Beginning with the FCPA Guidance, issued in November 2012, and then culminating with the FCPA Corporate Enforcement Policy, issued in November 2017, the Justice Department has sought to balance several competing factors: (1) encouraging voluntary disclosures of corporate misconduct; (2) deterring corporate misconduct through prosecution of individual actors; (3) avoiding disproportionate punishment of corporate shareholders; and (4) providing meaningful incentives for companies to implement proactive ethics and compliance programs to detect and prevent corporate misconduct.

The stakes for the Justice Department, and for the US economy and society as a whole, are high. Since the financial collapse in 2008, and the resounding absence of criminal prosecutions of senior executives from culpable financial institutions, the Justice Department has sought to implement a “new” approach, which balances the relevant factors to ensure effective prosecution of corporate crime and individual misconduct. This book examines the path and the Justice Department’s approach to this difficult but critical issue.

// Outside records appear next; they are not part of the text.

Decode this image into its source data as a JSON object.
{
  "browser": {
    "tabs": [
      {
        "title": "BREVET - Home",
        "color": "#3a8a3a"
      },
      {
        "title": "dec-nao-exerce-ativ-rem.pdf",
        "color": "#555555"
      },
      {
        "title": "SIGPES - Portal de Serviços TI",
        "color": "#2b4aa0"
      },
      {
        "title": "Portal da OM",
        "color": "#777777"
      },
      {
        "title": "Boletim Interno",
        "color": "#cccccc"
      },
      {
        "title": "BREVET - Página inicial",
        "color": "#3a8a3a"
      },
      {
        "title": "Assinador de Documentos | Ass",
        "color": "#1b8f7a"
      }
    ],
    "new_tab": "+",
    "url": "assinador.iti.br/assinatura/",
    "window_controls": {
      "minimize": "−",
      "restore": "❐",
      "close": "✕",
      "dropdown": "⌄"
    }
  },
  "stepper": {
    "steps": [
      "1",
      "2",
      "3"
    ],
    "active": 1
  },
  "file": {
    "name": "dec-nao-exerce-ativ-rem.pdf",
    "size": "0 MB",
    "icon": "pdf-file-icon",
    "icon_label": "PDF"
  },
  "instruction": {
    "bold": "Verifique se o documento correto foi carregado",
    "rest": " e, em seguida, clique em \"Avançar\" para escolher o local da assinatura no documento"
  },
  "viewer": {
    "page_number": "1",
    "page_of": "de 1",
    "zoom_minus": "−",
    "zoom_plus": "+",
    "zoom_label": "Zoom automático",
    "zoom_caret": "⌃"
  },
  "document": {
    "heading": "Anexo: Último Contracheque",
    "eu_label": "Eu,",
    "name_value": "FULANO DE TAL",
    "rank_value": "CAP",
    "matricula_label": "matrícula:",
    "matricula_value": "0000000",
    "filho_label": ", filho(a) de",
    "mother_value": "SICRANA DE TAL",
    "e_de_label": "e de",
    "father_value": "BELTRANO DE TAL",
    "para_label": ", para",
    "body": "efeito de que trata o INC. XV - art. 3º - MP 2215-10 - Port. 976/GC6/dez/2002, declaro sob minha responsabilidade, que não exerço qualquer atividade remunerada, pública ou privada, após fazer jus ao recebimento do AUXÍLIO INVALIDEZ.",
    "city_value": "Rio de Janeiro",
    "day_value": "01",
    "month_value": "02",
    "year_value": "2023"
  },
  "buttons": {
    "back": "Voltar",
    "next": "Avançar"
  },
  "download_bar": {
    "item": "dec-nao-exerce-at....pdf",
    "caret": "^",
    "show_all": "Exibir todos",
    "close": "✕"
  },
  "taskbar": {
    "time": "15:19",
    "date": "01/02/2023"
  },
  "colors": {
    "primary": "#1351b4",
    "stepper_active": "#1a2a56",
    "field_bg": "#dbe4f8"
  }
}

Download The Road Ahead from Corporate Compliance Insights.

Making Money Is Not a Mission: 10 Essays on the Compliance Culture Revolution From Michael Volkov

By Michael Volkov

As broad terms like “culture” continue to gain devotees, it may seem natural to conclude that more businesses and organizations are embracing ethical behavior. But when they’re asked to explain how they manage, measure and monitor their company’s culture, many of those responsible for doing just that don’t have much in the way of details.

As author and attorney Michael Volkov explains in his eBook, “Making Money Is Not a Mission,” too few organizations have a clear grasp on corporate culture and business ethics and even fewer are pouring adequate resources into maintaining this crucial component of their company. In his eBook, Volkov offers 10 essays that may help change the way you think about corporate culture and what it means to “do the right thing.”

The insights and opinions Volkov shares can help organizations rethink their approaches to building strong, positive, ethical culture on their teams.

Download Making Money Is Not a Mission from Corporate Compliance Insights.